Data provided
——

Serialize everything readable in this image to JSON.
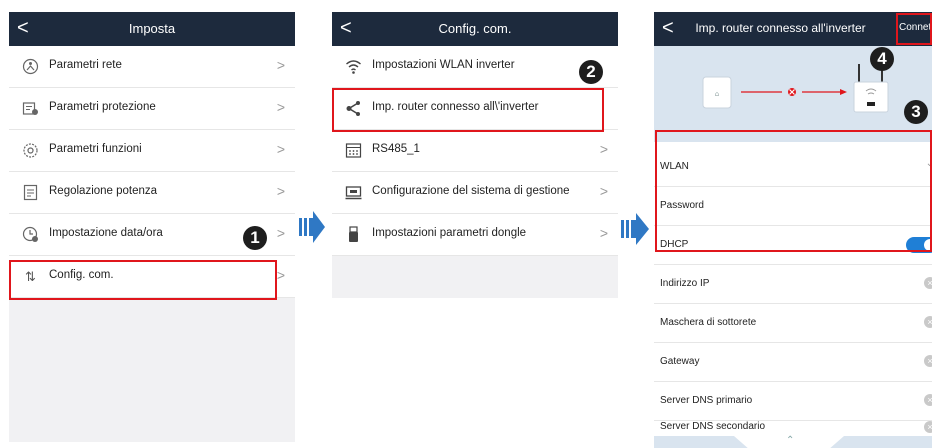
{
  "screen1": {
    "title": "Imposta",
    "back": "<",
    "items": [
      {
        "label": "Parametri rete",
        "chevron": ">"
      },
      {
        "label": "Parametri protezione",
        "chevron": ">"
      },
      {
        "label": "Parametri funzioni",
        "chevron": ">"
      },
      {
        "label": "Regolazione potenza",
        "chevron": ">"
      },
      {
        "label": "Impostazione data/ora",
        "chevron": ">"
      },
      {
        "label": "Config. com.",
        "chevron": ">"
      }
    ],
    "step": "1"
  },
  "screen2": {
    "title": "Config. com.",
    "back": "<",
    "items": [
      {
        "label": "Impostazioni WLAN inverter",
        "chevron": ""
      },
      {
        "label": "Imp. router connesso all\\'inverter",
        "chevron": ""
      },
      {
        "label": "RS485_1",
        "chevron": ">"
      },
      {
        "label": "Configurazione del sistema di gestione",
        "chevron": ">"
      },
      {
        "label": "Impostazioni parametri dongle",
        "chevron": ">"
      }
    ],
    "step": "2"
  },
  "screen3": {
    "title": "Imp. router connesso all'inverter",
    "back": "<",
    "connect_label": "Connett",
    "step_connect": "4",
    "step_fields": "3",
    "fields": [
      {
        "label": "WLAN"
      },
      {
        "label": "Password"
      },
      {
        "label": "DHCP",
        "toggle_on": true
      },
      {
        "label": "Indirizzo IP"
      },
      {
        "label": "Maschera di sottorete"
      },
      {
        "label": "Gateway"
      },
      {
        "label": "Server DNS primario"
      },
      {
        "label": "Server DNS secondario"
      }
    ]
  },
  "colors": {
    "header_bg": "#1d2a3d",
    "highlight": "#e0161c",
    "flow_arrow": "#2f78c4",
    "toggle": "#1f7fd6"
  }
}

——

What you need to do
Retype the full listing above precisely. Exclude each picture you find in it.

Answer section
Serialize everything readable in this image to JSON.
{
  "screen1": {
    "title": "Imposta",
    "back": "<",
    "items": [
      {
        "label": "Parametri rete",
        "chevron": ">"
      },
      {
        "label": "Parametri protezione",
        "chevron": ">"
      },
      {
        "label": "Parametri funzioni",
        "chevron": ">"
      },
      {
        "label": "Regolazione potenza",
        "chevron": ">"
      },
      {
        "label": "Impostazione data/ora",
        "chevron": ">"
      },
      {
        "label": "Config. com.",
        "chevron": ">"
      }
    ],
    "step": "1"
  },
  "screen2": {
    "title": "Config. com.",
    "back": "<",
    "items": [
      {
        "label": "Impostazioni WLAN inverter",
        "chevron": ""
      },
      {
        "label": "Imp. router connesso all\\'inverter",
        "chevron": ""
      },
      {
        "label": "RS485_1",
        "chevron": ">"
      },
      {
        "label": "Configurazione del sistema di gestione",
        "chevron": ">"
      },
      {
        "label": "Impostazioni parametri dongle",
        "chevron": ">"
      }
    ],
    "step": "2"
  },
  "screen3": {
    "title": "Imp. router connesso all'inverter",
    "back": "<",
    "connect_label": "Connett",
    "step_connect": "4",
    "step_fields": "3",
    "fields": [
      {
        "label": "WLAN"
      },
      {
        "label": "Password"
      },
      {
        "label": "DHCP",
        "toggle_on": true
      },
      {
        "label": "Indirizzo IP"
      },
      {
        "label": "Maschera di sottorete"
      },
      {
        "label": "Gateway"
      },
      {
        "label": "Server DNS primario"
      },
      {
        "label": "Server DNS secondario"
      }
    ]
  },
  "colors": {
    "header_bg": "#1d2a3d",
    "highlight": "#e0161c",
    "flow_arrow": "#2f78c4",
    "toggle": "#1f7fd6"
  }
}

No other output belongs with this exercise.